Friday’s closing address will be delivered by Lauren Werries. Werries was a 2021-22 Presidential Scholar, member of the student government association, and was heavily involved in student life events.

“I’m from Quincy, but I’ve seen students from all over the country and even overseas who learned so much even in just two years before transferring to a bigger school,” Werries said. She will be earning an Associate of Arts degree and moving into the business management program at Concordia University in Wisconsin in the fall.

“It’s a great university, I would like to consider the possibility of coming back and even working here,” she said.

Besides the common thread of saving money by starting at a community college, all four graduates agreed that the school’s small size made the transition to higher education easier for them.

“It’s a smaller community with closer bonds that you make with each other,” Melendez said. “If you’re having trouble in one area and a classmate is doing better, chances are you’ll be friends with them and can ask for help.”

“I think some people are intimidated or told that a community college isn’t a real college,” Justine Obert said. “I think people get pushed into a four-year school when they’re not ready, and then you add in the financial savings you get from coming here. I think coming here lets you know what to expect later.

“I have a friend who came here after starting a four-year school, and she wasn’t used to the way counselors help,” Zoey Obert added. “She said when she started at the other school, the counselors didn’t do much. Here, they want to help you, they ask you about your interests to try to find out what you like. They want to help you find your way to success, and if you love what you do, you’ll likely be more successful.
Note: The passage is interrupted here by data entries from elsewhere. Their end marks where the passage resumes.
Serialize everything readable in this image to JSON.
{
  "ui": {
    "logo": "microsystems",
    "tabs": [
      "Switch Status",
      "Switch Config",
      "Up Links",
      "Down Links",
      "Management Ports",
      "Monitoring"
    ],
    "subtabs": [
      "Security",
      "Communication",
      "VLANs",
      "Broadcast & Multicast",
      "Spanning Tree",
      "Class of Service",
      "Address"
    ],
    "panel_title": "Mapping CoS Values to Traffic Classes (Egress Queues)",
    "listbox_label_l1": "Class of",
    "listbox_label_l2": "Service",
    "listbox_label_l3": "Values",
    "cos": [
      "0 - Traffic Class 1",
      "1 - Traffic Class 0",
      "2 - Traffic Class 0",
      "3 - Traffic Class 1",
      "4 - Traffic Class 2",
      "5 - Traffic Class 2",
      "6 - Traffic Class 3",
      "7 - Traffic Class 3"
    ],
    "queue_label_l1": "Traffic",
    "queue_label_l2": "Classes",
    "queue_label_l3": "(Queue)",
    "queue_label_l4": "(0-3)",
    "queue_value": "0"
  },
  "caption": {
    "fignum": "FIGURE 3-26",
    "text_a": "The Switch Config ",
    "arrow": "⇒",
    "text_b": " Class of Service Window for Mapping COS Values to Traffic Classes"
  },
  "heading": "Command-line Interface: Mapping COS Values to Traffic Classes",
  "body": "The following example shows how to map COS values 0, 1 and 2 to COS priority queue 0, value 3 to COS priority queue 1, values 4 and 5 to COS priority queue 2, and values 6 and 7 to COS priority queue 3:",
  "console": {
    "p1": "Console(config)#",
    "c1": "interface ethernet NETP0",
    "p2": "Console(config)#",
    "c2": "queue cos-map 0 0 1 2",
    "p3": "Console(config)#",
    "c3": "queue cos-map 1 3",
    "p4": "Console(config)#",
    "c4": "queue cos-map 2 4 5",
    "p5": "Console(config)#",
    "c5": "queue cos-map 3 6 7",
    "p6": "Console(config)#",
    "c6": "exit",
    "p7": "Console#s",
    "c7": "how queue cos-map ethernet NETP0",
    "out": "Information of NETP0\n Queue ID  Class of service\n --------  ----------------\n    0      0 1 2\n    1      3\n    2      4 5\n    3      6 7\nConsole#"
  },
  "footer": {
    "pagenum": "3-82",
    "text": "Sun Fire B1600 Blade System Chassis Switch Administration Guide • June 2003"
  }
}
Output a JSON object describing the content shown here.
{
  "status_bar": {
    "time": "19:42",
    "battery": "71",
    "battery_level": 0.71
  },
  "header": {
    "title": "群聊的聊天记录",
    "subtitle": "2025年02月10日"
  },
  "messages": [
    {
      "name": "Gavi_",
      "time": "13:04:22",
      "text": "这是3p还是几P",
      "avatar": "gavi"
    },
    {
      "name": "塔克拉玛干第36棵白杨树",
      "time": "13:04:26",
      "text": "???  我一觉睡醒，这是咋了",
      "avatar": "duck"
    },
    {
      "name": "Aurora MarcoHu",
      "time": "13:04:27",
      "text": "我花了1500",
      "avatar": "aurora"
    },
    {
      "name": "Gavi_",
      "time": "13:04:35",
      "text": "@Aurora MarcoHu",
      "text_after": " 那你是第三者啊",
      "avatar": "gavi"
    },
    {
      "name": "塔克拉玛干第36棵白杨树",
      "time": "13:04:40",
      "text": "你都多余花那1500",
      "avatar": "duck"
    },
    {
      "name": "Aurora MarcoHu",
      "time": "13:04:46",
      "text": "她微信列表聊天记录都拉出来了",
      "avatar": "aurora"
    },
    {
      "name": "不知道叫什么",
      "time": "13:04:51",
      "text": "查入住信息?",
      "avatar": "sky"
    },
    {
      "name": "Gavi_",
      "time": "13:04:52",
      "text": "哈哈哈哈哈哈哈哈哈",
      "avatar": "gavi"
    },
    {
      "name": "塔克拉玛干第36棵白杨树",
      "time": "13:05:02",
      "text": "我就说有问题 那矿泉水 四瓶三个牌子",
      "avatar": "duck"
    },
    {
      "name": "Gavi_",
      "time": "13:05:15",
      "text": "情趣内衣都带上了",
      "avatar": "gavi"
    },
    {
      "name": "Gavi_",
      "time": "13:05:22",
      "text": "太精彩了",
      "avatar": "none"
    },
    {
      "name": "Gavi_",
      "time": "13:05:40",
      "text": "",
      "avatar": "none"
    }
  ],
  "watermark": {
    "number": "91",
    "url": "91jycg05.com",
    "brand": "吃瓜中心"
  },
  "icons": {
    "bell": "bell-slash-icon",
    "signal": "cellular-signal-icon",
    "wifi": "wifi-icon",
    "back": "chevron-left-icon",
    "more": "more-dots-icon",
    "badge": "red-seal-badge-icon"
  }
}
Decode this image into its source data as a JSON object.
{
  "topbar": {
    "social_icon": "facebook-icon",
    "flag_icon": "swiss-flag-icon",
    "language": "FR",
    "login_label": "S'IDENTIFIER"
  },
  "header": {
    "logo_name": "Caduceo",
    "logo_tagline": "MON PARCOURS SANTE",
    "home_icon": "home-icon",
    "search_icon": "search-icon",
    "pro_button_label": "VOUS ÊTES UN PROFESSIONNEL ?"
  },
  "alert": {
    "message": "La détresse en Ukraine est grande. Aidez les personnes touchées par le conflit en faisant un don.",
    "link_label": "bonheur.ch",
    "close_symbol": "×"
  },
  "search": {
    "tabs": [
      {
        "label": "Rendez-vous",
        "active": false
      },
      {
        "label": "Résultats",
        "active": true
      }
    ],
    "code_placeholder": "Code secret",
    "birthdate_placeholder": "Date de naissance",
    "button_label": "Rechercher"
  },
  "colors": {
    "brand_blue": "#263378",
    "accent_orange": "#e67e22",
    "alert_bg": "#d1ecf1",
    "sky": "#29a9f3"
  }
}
Melendez said the environment is perfect for students returning to school after an absence, no matter how long.

“I’m 26, which isn’t that old, but everyone in my class is 19, 20, straight out of high school,” he said. “So it can be very daunting for people my age or older to think they’re going to come back to college with a bunch of kids. But you don’t feel that here. My goal is to finish quickly so that I can get to work, and they have the options here to make that happen.

One of the things that Werries says made the experience so enjoyable for her was working with the Student Life program.

“Student life is probably one of the things that stood out to me the most during my time here,” she said. “We host all kinds of events and aim to do things that everyone can enjoy, whatever their interests.

“It’s been really bittersweet to see it all wrapped up for the year at the student life office,” she continued. “But it’s also good, because we see the freshmen of this year and we know how they will continue to grow.”

Justine Obert called on JWCC’s upperclass faculty and students not only for being great instructors, but also for bringing their real-world experience into the classrooms.

“It seems like everyone knows at least one other person in the class early on, especially in our CNA program,” she said. “We were seeing nursing students come in and say ‘hey, is that what you’re studying now? “It’s just a great environment. Even though we don’t offer the nursing program here, we laid the groundwork. It’s a great stepping stone.

“I would say to anyone weighing the options that they absolutely have to go to John Wood first,” Zoey Obert said. “Coming from Liberty, we had 54 students in our class, so by coming here and still having smaller classes, you definitely meet new people, but you still feel connected.”

“I know there are towns around where students drive an hour and a half or more to get to a school like this,” Melendez said. “Here, with the two high schools, these students have the chance to take classes close to home, maybe still live with their parents and just have the chance to walk before having to run.”

“I think the courses I took really helped me succeed even with a transfer,” Werries said. “It has been very helpful to me, not only saving money starting here at John Wood, but also gaining good college experience which prepared me for a four-year school.”

John Wood’s graduation ceremony will be held Friday at the school’s Student Activity Center on the main campus in Quincy. Doors will open for seating at 5 p.m.